**Data about app and page elements**
--- START ---

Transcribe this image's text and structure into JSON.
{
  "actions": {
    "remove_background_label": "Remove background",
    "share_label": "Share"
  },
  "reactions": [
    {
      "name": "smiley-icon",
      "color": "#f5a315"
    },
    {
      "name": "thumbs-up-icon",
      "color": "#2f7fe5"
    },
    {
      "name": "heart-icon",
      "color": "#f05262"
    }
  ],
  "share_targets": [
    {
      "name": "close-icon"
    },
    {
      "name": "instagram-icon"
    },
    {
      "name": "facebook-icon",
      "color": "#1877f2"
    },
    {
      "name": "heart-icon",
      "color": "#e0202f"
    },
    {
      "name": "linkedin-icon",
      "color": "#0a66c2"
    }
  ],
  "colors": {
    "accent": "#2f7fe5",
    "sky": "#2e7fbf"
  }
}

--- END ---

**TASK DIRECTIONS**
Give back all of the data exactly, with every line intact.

**SOLUTION BELOW**
Transcribe this image's text and structure into JSON.
{
  "actions": {
    "remove_background_label": "Remove background",
    "share_label": "Share"
  },
  "reactions": [
    {
      "name": "smiley-icon",
      "color": "#f5a315"
    },
    {
      "name": "thumbs-up-icon",
      "color": "#2f7fe5"
    },
    {
      "name": "heart-icon",
      "color": "#f05262"
    }
  ],
  "share_targets": [
    {
      "name": "close-icon"
    },
    {
      "name": "instagram-icon"
    },
    {
      "name": "facebook-icon",
      "color": "#1877f2"
    },
    {
      "name": "heart-icon",
      "color": "#e0202f"
    },
    {
      "name": "linkedin-icon",
      "color": "#0a66c2"
    }
  ],
  "colors": {
    "accent": "#2f7fe5",
    "sky": "#2e7fbf"
  }
}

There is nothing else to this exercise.